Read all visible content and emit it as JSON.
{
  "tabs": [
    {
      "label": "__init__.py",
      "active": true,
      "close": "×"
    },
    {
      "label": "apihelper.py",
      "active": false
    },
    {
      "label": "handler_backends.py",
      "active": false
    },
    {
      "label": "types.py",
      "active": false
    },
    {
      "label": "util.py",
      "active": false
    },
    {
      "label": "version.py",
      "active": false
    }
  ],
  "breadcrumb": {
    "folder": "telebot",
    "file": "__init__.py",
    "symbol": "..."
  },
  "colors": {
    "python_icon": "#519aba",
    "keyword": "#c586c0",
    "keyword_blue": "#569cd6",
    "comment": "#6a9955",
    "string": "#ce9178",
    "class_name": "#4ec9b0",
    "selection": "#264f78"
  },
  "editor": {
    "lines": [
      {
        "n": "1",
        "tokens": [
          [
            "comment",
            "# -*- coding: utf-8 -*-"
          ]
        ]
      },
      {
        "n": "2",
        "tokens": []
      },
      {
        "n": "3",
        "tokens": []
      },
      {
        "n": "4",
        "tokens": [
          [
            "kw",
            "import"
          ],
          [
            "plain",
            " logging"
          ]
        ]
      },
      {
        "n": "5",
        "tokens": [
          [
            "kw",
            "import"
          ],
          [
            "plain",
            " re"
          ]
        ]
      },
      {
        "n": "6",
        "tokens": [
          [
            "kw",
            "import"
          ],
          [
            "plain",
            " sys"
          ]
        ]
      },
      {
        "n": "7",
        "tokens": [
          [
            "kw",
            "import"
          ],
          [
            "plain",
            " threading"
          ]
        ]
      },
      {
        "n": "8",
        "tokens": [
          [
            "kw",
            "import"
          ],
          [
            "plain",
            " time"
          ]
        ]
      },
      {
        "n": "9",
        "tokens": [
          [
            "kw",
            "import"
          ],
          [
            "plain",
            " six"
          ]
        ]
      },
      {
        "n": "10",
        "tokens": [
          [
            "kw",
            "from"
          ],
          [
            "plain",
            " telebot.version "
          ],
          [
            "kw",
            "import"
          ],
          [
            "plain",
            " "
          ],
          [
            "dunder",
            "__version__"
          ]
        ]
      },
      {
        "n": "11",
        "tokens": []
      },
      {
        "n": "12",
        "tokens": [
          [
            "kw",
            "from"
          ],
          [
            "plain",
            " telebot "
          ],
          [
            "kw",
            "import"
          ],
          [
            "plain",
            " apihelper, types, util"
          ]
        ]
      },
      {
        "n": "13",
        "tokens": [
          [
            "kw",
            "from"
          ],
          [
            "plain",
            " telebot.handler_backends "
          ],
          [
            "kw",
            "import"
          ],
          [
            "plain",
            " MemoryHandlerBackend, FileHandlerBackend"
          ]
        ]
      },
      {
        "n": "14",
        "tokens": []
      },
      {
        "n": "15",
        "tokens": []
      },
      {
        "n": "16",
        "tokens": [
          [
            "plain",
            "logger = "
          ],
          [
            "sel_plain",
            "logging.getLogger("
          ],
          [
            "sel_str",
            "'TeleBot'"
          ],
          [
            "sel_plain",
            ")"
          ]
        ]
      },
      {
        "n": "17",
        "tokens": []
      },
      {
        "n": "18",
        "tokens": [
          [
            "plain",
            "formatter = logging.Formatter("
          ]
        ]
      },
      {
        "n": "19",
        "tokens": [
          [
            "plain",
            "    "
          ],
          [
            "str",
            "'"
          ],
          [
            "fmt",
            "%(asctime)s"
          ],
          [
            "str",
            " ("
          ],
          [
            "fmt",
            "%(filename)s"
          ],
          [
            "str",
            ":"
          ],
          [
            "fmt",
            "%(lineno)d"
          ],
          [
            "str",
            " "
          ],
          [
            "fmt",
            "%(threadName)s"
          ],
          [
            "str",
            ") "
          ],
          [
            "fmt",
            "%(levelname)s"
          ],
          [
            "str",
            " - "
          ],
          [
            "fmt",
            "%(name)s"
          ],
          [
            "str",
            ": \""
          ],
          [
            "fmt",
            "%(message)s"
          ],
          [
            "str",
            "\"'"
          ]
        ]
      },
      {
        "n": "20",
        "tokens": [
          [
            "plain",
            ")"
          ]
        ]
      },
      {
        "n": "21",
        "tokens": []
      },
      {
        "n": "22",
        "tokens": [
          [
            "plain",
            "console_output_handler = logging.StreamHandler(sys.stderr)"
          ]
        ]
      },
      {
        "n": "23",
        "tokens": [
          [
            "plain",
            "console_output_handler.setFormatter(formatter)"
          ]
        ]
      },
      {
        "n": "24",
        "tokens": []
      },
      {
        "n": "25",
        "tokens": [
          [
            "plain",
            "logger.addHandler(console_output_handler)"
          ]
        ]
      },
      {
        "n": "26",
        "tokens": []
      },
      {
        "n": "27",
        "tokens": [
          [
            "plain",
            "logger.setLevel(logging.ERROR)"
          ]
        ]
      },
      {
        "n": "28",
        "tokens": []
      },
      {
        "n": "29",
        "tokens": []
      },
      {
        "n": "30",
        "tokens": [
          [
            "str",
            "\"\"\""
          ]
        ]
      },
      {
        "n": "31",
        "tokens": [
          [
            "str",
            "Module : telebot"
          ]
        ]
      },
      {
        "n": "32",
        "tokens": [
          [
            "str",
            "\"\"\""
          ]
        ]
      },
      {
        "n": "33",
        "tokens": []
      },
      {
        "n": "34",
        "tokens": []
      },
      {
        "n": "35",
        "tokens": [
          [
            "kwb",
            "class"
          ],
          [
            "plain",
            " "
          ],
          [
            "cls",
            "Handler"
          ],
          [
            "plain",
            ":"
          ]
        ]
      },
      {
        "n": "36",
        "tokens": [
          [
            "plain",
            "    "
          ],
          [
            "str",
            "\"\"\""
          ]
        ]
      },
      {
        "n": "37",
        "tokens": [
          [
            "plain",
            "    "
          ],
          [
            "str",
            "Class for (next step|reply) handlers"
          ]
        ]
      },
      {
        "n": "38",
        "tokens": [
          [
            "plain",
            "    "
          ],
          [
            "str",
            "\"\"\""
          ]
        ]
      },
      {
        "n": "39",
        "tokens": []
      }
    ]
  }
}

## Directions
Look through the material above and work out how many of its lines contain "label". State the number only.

## Result
6